South Australia will maintain its push to one day claim Sydney's New Year's Test, despite being denied a shot at the marquee fixture for the next three summers.
Adelaide is poised to walk away from this year's international fixture as the biggest loser of the five major capital cities, set to host a day Test against West Indies in January.
The fixture will mark only the second time Adelaide has not been given a day-night Test since 2015, while also missing out on the preferred opponent of Pakistan.
Perth will host the opening Test of the summer against Pakistan, who will also play in Melbourne and Sydney over Christmas and New Year before the West Indies' arrival.
Brisbane will join Adelaide in hosting West Indies, but their fixture will at least be a day-night fixture aimed at enticing crowds against a weaker opponent.

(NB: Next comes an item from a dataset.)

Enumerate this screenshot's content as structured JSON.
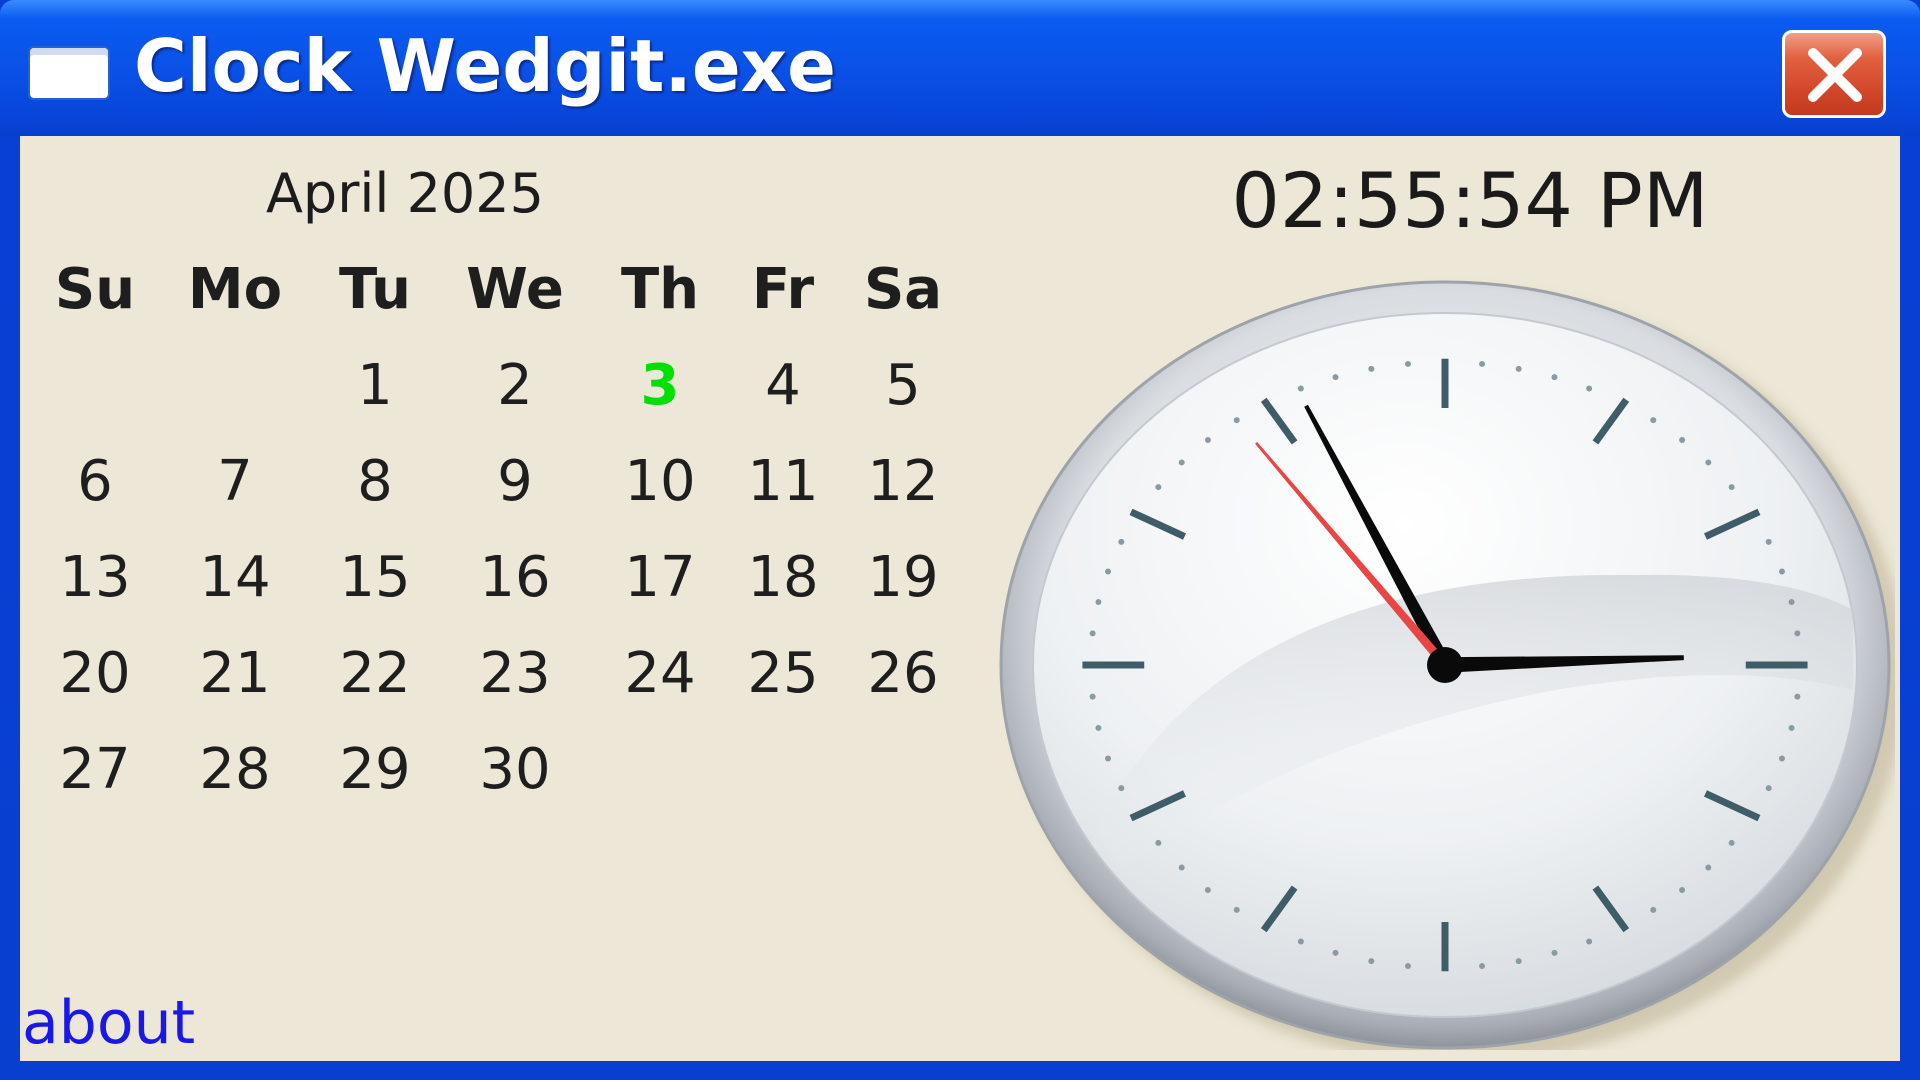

There is a feeling within South Australia that their Test has been taken for granted, given its ability to draw crowds regardless of opponent after big numbers attended against West Indies last year.
There remains a desire from South Australian Cricket Association to earn marquee matches, after earlier this year pushing to claim the New Year's Test off Sydney.
Under a new initiative to soon be laid out by Cricket Australia, a clearer window of fixtures will be delivered to states seasons in advance.
South Australia have already confirmed they will host India and England in the Decembers of 2024 and 2025.
While exact dates will not be announced, it will allow states to begin promotions for tourists years in advance with knowledge of the visiting team and what period it will be played in.
Part of that imitative will also include a transparent process for why Tests are awarded to each city, showcasing what each state can offer financially and through other means.
With that in mind, South Australia will remain steadfast in their push to claim the New Year's Test off Sydney from 2027-28.
"We are pleased that CA has listened to SACA's concerns about the process for the allocation of Test Match cricket in Australia," SACA president Will Rayner said.
"CA has committed to a process that recognises the value, support and contribution created by SACA members and the broader South Australian cricketing public, and ensures it will not be taken for granted in future scheduling decisions."
If South Australia cannot prize New Year's away from Sydney, then the SACA will push for a day-night Test in the December each season as part of CA's long-term schedule allocation.
"SACA put forward several long-term scheduling options that would have created significant new revenues for the good of the game at all levels," SACA CEO Charlie Hodgson said.
"We look forward to developing these further with CA over the coming months to ensure our members continue to see the greatest cricketers in the world play at the world's finest cricket ground."